PETALING JAYA: Electoral reform group Bersih 2.0 wants the Election Commission (EC) to state why the Human Rights Commission of Malaysia (Suhakam) had been denied permission to monitor the 14th general election (GE14).
Its acting chairman, Shahrul Aman Mohd Saari, said EC’s integrity was now in question due to the “strange” decision to disallow a body like Suhakam, which was established by Parliament.
He said there was no valid reason for the commission not to participate during the polling process on May 9.
He said it was ironic that the government was calling international observers for the election but shunning its own national body on human rights.
“Are they afraid that we may find any wrongdoings in the election?
“As a body formed to be vocal about human rights, Suhakam has the right to monitor anything that involves human rights,” he told FMT.
“In the context of the election, there are many things involving human rights, freedom and democracy as there might be violations of the law and violence in GE14,” he said.
Earlier, Suhakam chairman Razali Ismail said EC had denied the commission’s application to monitor GE14, barring its representatives from entering polling stations.

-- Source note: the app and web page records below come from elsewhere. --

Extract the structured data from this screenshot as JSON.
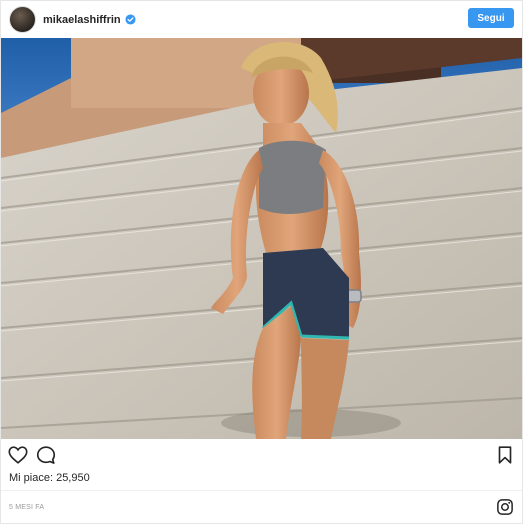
{
  "post": {
    "username": "mikaelashiffrin",
    "follow_label": "Segui",
    "likes_label": "Mi piace: 25,950",
    "timestamp": "5 MESI FA"
  },
  "icons": {
    "verified": "verified-badge-icon",
    "like": "heart-icon",
    "comment": "comment-icon",
    "save": "bookmark-icon",
    "brand": "instagram-icon"
  },
  "colors": {
    "accent": "#3897f0",
    "text": "#262626",
    "muted": "#999999"
  }
}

“Suhakam cannot comprehend this decision, especially as we are informed that there will be international observers during the election,” he said, alluding to observers from Indonesia, Thailand, Maldives, Timor Leste, Cambodia, Kyrgyzstan and Azerbaijan.
“Suhakam considers itself a vehicle of integrity and draws its strength from its legislated mandate to protect and promote human rights in Malaysia and will, in public interest, proceed with its monitoring plan,” Razali added.
Shahrul claimed that EC had not responded to requests from NGOs and civil society bodies for cooperation on certain matters related to the election.
“When EC just keeps mum and does not allow other bodies to participate, it brings into question its integrity as it should be more transparent.”
He said a proper democratic process required the country’s electoral body to work closely with outfits that represented the interests of the people.